BLOOMFIELD, NJ — Lou Cappello, superintendent of science K-12 at Bloomfield High School, will oversee STEM activities for grades kindergarten to five beginning in September. The position for the lower grades is new to the school district. STEM is an acronym for science, technology, engineering and mathematics.
Cappello has been in the school district for 14 years and last year he served as its science supervisor. He received his certification from North Carolina State University and his master’s in administration and supervision from Montclair State University. In his supervisor role, Cappello no longer has teaching responsibilities.

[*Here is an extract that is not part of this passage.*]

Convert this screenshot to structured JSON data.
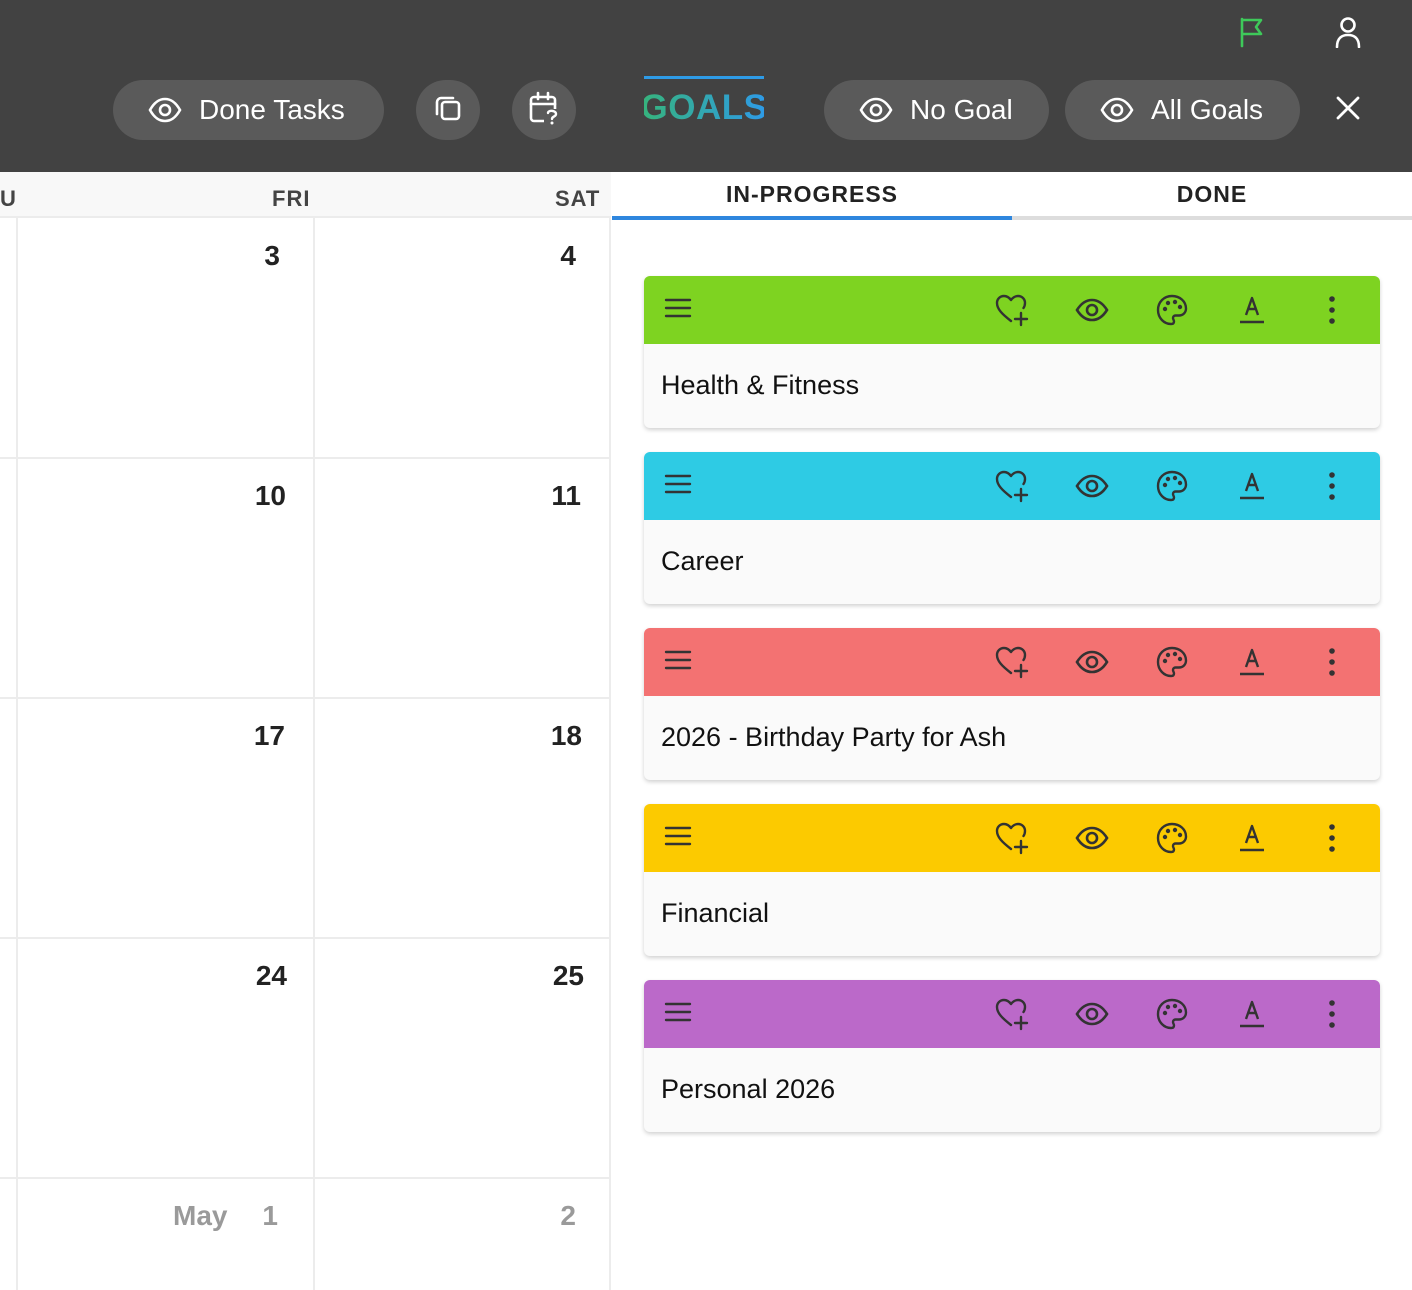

STEM is already part of the curriculum throughout the district but Cappello said with the implementation of the Next Generation Science Standards coming with the 2017-2018 school year, STEM activities will be embedded in course work and bring engineering problems and thinking to the forefront.
“The Next Generation Science Standards allows students to define a problem and come up with a solution,” Cappello said at the high school last week. “Kindergartners may work on recycling. There will be more critical thinking than before.”
It is hoped that by exposing the youngest students to STEM they will develop an interest that will stay with them. Although not in every school, Bloomfield has all the STEM programs that the school district has to offer. Makerspaces, which are collaborative work spaces where students can gather to create, invent and learn, already are used in Bloomfield elementary schools. Additionally, the district has family science nights, a STEM and robotics club and a 3-D printer at the high school in addition to a 1:1 Chromebook initiative at Bloomfield Middle School and, beginning in 2017-18, at Bloomfield High School.
Cappello said a successful STEM program is one in which a student recognizes a flaw in the solution to a design problem.
“In real life, engineers go back to the drawing board,” he said.
The BHS STEM and robotics club regularly competes against other northern Jersey schools, constructing simple working models to design problems. At a recent competition, the problem was to construct an earthquake-resistant building.
Working in teams, the students made small models from ordinary materials such as cardboard and soda straws. Testing was done on a springboard. Cappello said STEM does involve student competitions but more importantly it involves student collaborations.
“Letting students figure things out on their own is a big component of STEM,” he said. “We are excited to bring STEM to the forefront and create uniformity through all grade levels.”